EFA’s also impact your dogs “mood” or behaviour! One study shows that dogs with aggressions issues had lower levels of DHA and a higher level of Omega-6 than dogs without aggression issues.
Deficiencies in EFA’s can lead to poor immune function, skin and coat conditions, vision difficulties and other serious health problems. So it’s vital to have a good source of Omega-3 in your dogs diet.
There are three types of omega-3 fatty acids:
ALA - α-linolenic acid
EPA - eicosapentaenoic acid
DHA - docosahexaenoic acid
ALA is typically found in plant matter (like flaxseed), while EPA and DHA are found in marine animals. While your dog is able to synthesis EPA and DHA from ALA, it is only in limited amounts. This is why the NRC nutritional guidelines list EPA and DHA as dietary requirements.
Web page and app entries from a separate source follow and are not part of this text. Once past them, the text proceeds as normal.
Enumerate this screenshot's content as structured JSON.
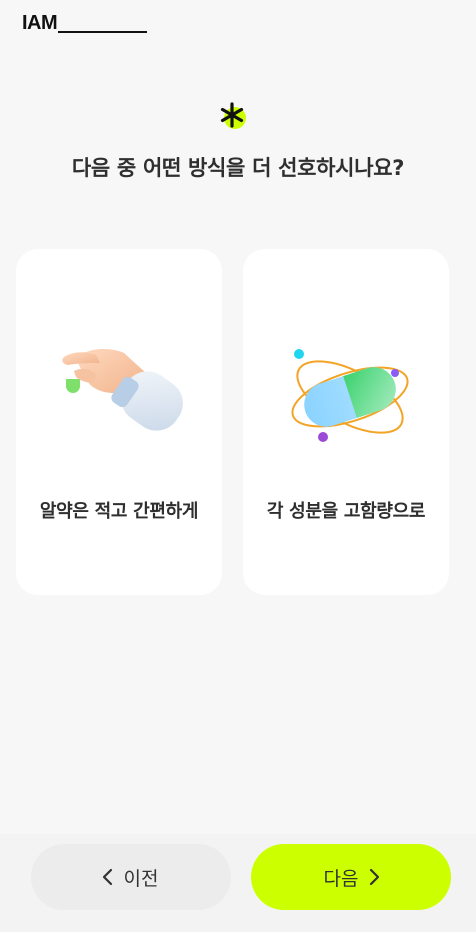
{
  "brand": {
    "logo_text": "IAM"
  },
  "question": {
    "text": "다음 중 어떤 방식을 더 선호하시나요?"
  },
  "options": [
    {
      "label": "알약은 적고 간편하게",
      "illustration": "hand-holding-pill"
    },
    {
      "label": "각 성분을 고함량으로",
      "illustration": "capsule-with-orbits"
    }
  ],
  "nav": {
    "prev_label": "이전",
    "next_label": "다음"
  },
  "colors": {
    "accent": "#ccff00",
    "card_bg": "#ffffff",
    "page_bg": "#f7f7f7",
    "prev_bg": "#ececec"
  }
}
As there aren’t many other food sources of EPA + DHA, feeding fish can be a really important addition to your dogs diet.
Ensuring the ratio of Omega-6 to Omega-3 is balanced is critical to your dog’s health. The ideal balance we are looking for is between 6:1 and 3:1. It’s important to note that providing the full spectrum of fats is really important - we need a dietary source of DHA and EPA, not just ALA.
And that, ladies and gentlemen, is fish!
Diets containing Omega-3 from ALA only (so plant matter, with no fish) are less effective at modifying inflammatory and immune responses. One study showed that diets containing fish outperformed diet containing flaxseed with the same Omega-6:Omega-3 ratio. So if your dog is able to eat fish it should absolutely be a part of their diet.
HOW TO FEED
If the food you are feeding your dog does not contain fresh fish, you can still add it to their diet. The easiest way to do this is to feed tinned sardines or mackerel, available from your local supermarket. Try to get the fish in spring water if possible, as oil it will contain high amounts of Omega-6. You can also get fresh sardines at your local fish monger. When feeding fresh fish be mindful of small bones, and grind or mince the fish if needed.
Whether you feed canned or fresh, the type of fish you feed is important. You want to feed a small, oily fish to avoid heavy metal buildup and to make sure you get all the benefits from the fats. Avoid farmed fish like salmon (which seems to be the only type you can easily get in Australia), and larger fish like tuna.
We use two types of fish in our Whoa Nelly Dog Food: WA sardines and Moreton Bay mullet. Both are sustainably caught, oily fish with different fat profiles. We are rotating through both based on availability to provide the best fat profile we possibly can, and the make sure there is lots of EPA + DHA in our food.
If supplementing, the optimal amount to feed depends on many factors. This includes the age of your dog and their current diet.
Dogs fed a kibble based diet will likely need more fish to help reduce the inflammatory effects of processed food high in Omega-6. One recommendation is to aim for 50 to 75mg of EPA + DHA combined per kg of body weight. That works out (roughly) to 100g of tinned sardines per 7kg of bodyweight. This of course is a general guideline and there are many factors at play. Even adding even one tin of sardines a week will make an enormous difference to their health and wellbeing. If you are feeding a dry food diet, please add fish to their
For advice specific to your dogs needs you can contact me here to arrange a nutrition consultation.
WHAT ABOUT FISH OIL?
Fish oil can be handy as it is a concentrated form of fish, and can help promote the health benefits we have discussed. The issue with fish oils is that they oxidise quickly when exposed to air - which is the second you open the bottle. This oxidation causes the fats to go rancid, and negates much of the benefits we are trying to achieve through adding high quality Omega-3 fats to the diet. For this reason I do not recommend supplementing with fish oil - feed fresh fish instead!